- Conversely, stop giving our energy to online trolls, or people who have a different opinion. Will you change their mind? Could they change yours? I thought so.
- Take a moment to actually read, or at least skim the article to make an informed decision before sharing it with our own online following.
- We can demand features like downvoting to hold sources accountable, warn readers of clickbait, or simply provide feedback without being angry, or divisive.
- If we read something that seems a bit “crazy” or “unbelievable”… maybe it is? A ten-second Google search might make us rethink consuming news from that source again.
If we simply implemented these five points in our daily news consumption we could start living in a more civil society and maybe even find ourselves better informed on the issues, events, and topics that interest us.
We can support news aggregators.
We can support prominent news publishers.
We can support citizen journalists.
And, we can support them all by curating the news for a better informed, and a more civil society.
Wouldn’t that be nice?
Curating the news with Topico.
Topico is a mobile app for the user curation of news articles.
Our goal has always been to create an environment where we can comfortably share the news.
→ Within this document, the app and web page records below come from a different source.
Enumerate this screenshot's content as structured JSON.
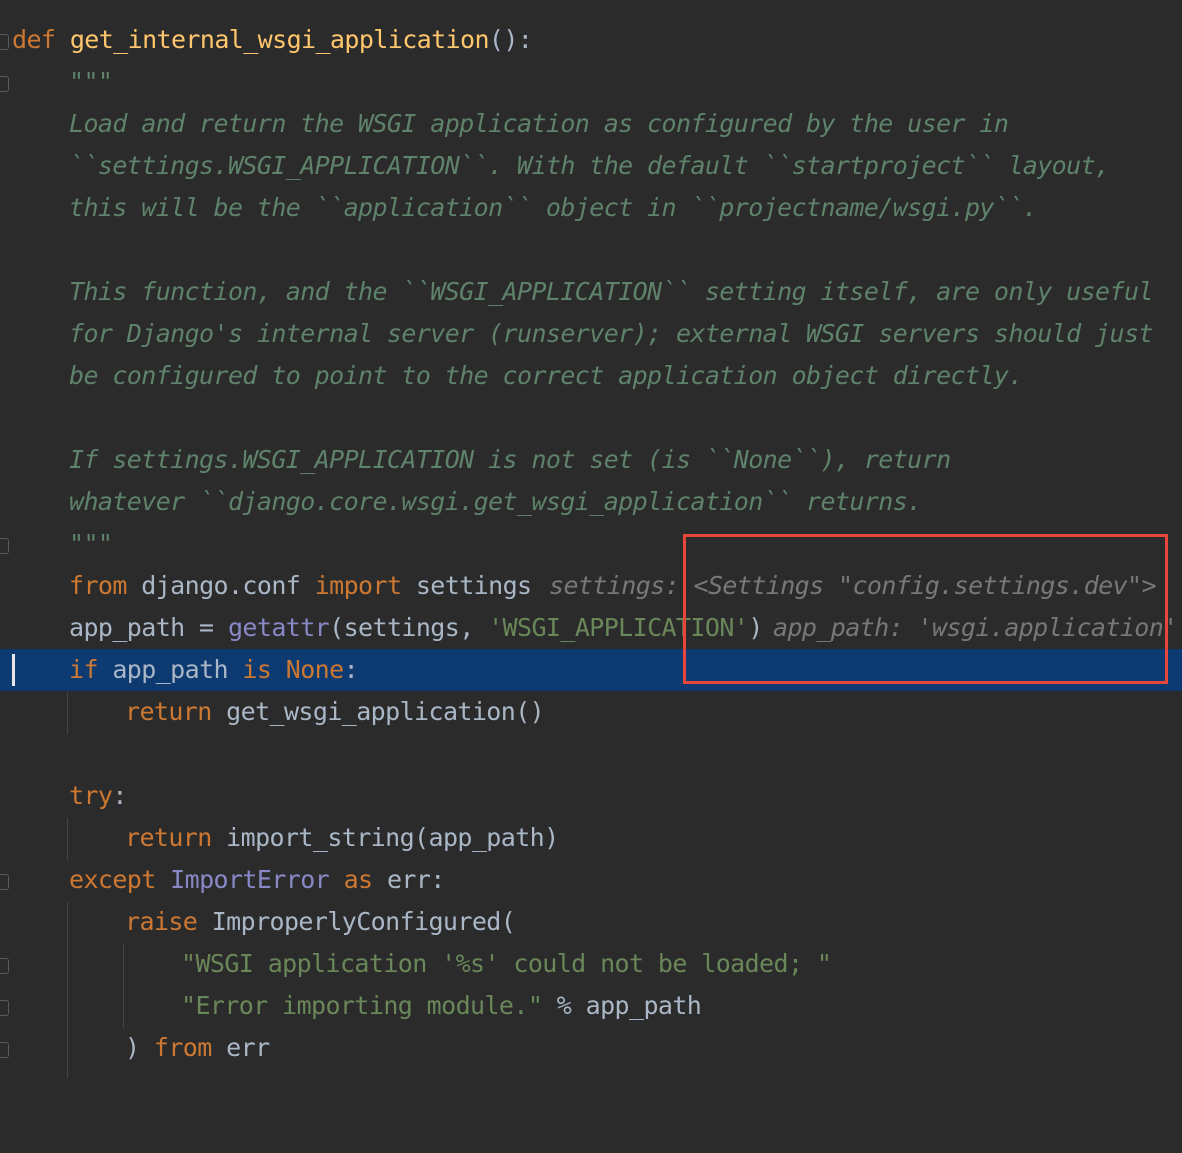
{
  "code": {
    "l1": {
      "def": "def",
      "name": "get_internal_wsgi_application",
      "tail": "():"
    },
    "l2": {
      "text": "\"\"\""
    },
    "l3": {
      "text": "Load and return the WSGI application as configured by the user in"
    },
    "l4": {
      "text": "``settings.WSGI_APPLICATION``. With the default ``startproject`` layout,"
    },
    "l5": {
      "text": "this will be the ``application`` object in ``projectname/wsgi.py``."
    },
    "l7": {
      "text": "This function, and the ``WSGI_APPLICATION`` setting itself, are only useful"
    },
    "l8": {
      "text": "for Django's internal server (runserver); external WSGI servers should just"
    },
    "l9": {
      "text": "be configured to point to the correct application object directly."
    },
    "l11": {
      "text": "If settings.WSGI_APPLICATION is not set (is ``None``), return"
    },
    "l12": {
      "text": "whatever ``django.core.wsgi.get_wsgi_application`` returns."
    },
    "l13": {
      "text": "\"\"\""
    },
    "l14": {
      "from": "from",
      "module": " django.conf ",
      "import": "import",
      "name": " settings"
    },
    "l15": {
      "var": "app_path = ",
      "func": "getattr",
      "open": "(settings, ",
      "str": "'WSGI_APPLICATION'",
      "close": ")"
    },
    "l16": {
      "if": "if",
      "var": " app_path ",
      "is": "is",
      "sp": " ",
      "none": "None",
      "colon": ":"
    },
    "l17": {
      "return": "return",
      "rest": " get_wsgi_application()"
    },
    "l19": {
      "try": "try",
      "colon": ":"
    },
    "l20": {
      "return": "return",
      "rest": " import_string(app_path)"
    },
    "l21": {
      "except": "except",
      "sp": " ",
      "cls": "ImportError",
      "sp2": " ",
      "as": "as",
      "rest": " err:"
    },
    "l22": {
      "raise": "raise",
      "rest": " ImproperlyConfigured("
    },
    "l23": {
      "str": "\"WSGI application '%s' could not be loaded; \""
    },
    "l24": {
      "str": "\"Error importing module.\"",
      "rest": " % app_path"
    },
    "l25": {
      "paren": ") ",
      "from": "from",
      "rest": " err"
    }
  },
  "inlay_hints": {
    "settings": "settings: <Settings \"config.settings.dev\">",
    "app_path": "app_path: 'wsgi.application'"
  },
  "colors": {
    "background": "#2b2b2b",
    "current_line": "#0d3a71",
    "keyword": "#cc7832",
    "function": "#ffc66d",
    "string": "#6a8759",
    "docstring": "#5f826b",
    "highlight_box": "#e8453c"
  }
}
There are plenty of places to share the news, but those places also allow you to share photos, memes, and personal rants.
It’s our belief that to comfortably share the news we needed to build a platform that’s dedicated to only sharing news links, essentially Topico providing a way for people to create their own news aggregators for others to follow articles on the issues events, and topics that interest them.
User-curated news provides various perspectives and unique sources to showcase an infinite amount of personal curations.
Are humans far from perfect? – Of course, but they’re still the most capable of applying critical thinking and understanding context and nuance.
While A.I. has a place in finding relevant news and information, it’s our belief that human intelligence through personal curation is still needed to provide the general public the ability to actively participate in the sharing of knowledge and information.
Additionally, there’s an aspect of human curation that is often overlooked when discussing A.I. and algorithmic curation, and that’s the inclusion of creativity, aesthetics, and the most human of qualities, empathy.